■ **What needs to be done**
For every line in the material below that holds "date", report the line.
-*-*-
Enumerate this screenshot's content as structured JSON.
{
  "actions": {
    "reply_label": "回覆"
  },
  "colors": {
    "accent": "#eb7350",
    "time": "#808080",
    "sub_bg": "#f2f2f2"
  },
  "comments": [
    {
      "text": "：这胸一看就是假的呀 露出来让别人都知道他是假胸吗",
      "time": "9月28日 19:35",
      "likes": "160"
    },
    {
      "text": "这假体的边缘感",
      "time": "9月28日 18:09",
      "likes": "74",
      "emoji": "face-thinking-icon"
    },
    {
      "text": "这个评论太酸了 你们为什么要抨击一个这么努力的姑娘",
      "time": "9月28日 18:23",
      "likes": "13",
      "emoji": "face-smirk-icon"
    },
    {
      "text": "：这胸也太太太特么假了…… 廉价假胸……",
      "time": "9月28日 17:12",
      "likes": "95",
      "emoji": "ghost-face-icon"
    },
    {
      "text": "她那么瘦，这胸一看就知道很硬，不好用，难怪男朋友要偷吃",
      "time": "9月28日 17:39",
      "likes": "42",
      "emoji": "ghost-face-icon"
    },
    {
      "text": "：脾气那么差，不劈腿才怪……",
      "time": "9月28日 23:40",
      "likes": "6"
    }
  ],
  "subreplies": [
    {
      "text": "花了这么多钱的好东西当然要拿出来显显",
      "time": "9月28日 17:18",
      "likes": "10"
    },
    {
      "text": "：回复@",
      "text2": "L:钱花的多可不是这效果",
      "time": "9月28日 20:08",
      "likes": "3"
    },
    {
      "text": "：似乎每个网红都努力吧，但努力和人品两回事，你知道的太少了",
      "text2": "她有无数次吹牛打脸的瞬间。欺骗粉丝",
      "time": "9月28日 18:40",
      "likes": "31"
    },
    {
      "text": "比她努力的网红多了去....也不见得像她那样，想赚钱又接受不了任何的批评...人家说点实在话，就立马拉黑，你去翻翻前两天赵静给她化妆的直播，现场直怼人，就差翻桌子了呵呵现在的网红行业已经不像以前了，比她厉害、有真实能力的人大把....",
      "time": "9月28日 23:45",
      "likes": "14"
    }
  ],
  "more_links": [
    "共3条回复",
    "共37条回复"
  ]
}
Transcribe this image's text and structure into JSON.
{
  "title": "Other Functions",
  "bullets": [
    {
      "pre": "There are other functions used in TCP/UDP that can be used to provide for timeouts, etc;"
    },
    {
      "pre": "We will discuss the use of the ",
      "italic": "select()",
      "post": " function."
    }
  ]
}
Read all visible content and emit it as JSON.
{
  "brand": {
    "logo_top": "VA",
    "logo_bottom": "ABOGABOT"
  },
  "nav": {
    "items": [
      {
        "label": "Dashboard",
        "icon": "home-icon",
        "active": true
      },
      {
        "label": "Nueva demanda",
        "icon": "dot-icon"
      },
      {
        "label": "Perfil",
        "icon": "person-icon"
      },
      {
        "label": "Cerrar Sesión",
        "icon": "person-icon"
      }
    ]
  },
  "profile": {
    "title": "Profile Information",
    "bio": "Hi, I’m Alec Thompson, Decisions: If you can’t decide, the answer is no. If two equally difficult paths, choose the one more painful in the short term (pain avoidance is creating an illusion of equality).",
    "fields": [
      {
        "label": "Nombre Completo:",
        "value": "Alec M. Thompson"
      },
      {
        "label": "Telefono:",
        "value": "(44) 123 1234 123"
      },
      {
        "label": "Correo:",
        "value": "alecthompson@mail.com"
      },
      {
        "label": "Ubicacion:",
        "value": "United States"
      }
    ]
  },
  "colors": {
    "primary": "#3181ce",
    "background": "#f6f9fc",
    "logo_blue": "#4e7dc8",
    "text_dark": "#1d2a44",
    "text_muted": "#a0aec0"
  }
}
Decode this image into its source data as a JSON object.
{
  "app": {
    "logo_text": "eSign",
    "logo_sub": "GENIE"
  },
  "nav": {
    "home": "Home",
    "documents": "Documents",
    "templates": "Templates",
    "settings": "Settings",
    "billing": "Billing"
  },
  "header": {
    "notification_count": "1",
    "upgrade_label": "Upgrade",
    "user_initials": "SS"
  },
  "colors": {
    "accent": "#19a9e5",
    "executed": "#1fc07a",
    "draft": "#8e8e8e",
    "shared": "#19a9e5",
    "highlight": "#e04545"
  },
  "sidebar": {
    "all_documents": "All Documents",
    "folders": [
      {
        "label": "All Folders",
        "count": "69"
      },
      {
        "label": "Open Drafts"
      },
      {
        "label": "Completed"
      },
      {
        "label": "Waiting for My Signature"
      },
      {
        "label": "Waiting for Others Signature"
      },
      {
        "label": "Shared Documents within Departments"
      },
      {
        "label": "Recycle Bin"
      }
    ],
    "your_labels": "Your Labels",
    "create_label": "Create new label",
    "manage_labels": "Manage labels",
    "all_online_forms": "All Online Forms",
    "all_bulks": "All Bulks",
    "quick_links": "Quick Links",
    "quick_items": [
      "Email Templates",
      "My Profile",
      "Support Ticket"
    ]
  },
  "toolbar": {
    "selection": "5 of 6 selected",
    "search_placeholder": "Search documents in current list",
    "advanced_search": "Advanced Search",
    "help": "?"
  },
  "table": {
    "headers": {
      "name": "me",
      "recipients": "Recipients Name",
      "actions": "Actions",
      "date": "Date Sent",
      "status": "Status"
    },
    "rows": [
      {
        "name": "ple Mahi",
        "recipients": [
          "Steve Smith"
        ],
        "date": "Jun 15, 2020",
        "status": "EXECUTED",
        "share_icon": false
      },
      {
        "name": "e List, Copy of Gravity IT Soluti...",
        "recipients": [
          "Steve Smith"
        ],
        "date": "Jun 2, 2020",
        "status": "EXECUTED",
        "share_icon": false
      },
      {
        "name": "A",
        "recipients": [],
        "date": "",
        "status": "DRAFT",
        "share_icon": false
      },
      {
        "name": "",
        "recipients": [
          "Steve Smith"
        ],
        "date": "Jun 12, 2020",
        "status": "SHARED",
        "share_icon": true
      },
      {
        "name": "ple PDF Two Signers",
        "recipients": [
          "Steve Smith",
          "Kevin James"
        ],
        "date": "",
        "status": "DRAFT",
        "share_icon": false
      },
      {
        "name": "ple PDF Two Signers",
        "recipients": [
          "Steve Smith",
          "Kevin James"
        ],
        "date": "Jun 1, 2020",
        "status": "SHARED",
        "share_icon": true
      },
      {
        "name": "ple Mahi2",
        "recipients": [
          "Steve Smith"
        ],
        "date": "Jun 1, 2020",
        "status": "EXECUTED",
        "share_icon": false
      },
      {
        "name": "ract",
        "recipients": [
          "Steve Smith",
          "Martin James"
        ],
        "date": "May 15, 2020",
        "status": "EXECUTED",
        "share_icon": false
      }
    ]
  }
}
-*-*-
■ **Result**
      "date": "Date Sent",
        "date": "Jun 15, 2020",
        "date": "Jun 2, 2020",
        "date": "",
        "date": "Jun 12, 2020",
        "date": "",
        "date": "Jun 1, 2020",
        "date": "Jun 1, 2020",
        "date": "May 15, 2020",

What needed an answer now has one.